*EXERCISE PROMPT*:
Find the string "Parker" in the entries and copy each line that has it.

*Component data from apps and pages*:
◆ ◆ ◆

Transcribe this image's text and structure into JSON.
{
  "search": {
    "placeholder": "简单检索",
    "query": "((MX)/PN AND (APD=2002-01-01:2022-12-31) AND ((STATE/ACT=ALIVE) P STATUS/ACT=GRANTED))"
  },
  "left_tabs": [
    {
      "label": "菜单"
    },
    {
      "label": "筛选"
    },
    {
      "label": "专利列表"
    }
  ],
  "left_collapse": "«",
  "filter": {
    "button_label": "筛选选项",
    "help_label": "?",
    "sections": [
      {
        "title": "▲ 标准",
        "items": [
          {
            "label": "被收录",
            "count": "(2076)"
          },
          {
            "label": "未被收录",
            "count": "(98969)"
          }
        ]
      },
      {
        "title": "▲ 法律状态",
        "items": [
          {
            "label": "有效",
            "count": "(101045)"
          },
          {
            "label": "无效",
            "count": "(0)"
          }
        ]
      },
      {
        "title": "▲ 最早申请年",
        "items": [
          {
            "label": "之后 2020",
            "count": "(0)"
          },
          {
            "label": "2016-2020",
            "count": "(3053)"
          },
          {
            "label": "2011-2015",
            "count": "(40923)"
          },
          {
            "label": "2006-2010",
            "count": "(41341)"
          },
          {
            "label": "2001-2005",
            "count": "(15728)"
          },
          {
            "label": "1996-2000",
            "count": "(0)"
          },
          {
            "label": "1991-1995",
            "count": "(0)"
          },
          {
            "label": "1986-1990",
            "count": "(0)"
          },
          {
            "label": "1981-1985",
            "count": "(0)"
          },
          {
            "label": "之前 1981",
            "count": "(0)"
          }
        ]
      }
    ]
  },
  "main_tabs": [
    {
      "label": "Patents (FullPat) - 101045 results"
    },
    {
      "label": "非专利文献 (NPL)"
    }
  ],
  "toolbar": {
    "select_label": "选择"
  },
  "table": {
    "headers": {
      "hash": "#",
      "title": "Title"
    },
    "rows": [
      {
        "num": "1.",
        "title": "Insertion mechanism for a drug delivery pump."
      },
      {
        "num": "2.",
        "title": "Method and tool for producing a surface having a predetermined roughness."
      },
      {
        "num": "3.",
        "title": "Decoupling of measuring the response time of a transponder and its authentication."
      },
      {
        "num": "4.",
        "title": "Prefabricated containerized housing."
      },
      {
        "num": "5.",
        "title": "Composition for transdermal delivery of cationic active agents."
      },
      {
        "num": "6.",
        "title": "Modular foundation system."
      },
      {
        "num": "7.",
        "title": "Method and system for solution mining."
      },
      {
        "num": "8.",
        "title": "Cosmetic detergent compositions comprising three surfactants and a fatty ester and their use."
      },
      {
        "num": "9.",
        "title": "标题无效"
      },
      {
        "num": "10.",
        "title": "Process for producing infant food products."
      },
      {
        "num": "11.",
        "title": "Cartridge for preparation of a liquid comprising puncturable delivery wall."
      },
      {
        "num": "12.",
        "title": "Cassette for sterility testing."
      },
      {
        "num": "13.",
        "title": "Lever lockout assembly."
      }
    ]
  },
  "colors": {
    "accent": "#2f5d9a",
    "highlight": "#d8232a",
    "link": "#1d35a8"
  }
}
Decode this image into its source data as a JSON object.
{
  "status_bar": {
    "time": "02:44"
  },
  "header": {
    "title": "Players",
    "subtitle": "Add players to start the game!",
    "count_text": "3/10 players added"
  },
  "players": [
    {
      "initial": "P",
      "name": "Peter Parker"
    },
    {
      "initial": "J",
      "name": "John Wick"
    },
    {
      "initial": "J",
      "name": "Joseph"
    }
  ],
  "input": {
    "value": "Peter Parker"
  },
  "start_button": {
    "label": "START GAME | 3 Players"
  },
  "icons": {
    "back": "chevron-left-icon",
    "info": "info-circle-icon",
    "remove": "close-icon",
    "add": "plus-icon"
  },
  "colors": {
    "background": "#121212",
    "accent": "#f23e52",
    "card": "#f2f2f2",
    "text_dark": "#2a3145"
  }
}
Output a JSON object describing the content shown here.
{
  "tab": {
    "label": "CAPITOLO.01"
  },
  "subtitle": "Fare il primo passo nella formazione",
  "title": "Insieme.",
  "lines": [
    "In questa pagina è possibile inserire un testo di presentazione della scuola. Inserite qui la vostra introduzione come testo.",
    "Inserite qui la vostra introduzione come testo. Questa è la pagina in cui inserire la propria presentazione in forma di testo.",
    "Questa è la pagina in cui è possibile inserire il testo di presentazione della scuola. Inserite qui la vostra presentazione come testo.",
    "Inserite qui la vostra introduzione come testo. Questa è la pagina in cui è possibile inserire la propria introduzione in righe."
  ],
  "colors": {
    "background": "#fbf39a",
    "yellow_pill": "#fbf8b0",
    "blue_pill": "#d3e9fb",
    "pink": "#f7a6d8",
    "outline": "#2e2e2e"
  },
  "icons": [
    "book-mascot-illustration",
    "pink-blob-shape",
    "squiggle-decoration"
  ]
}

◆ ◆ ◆

*EXERCISE ANSWER*:
      "name": "Peter Parker"
    "value": "Peter Parker"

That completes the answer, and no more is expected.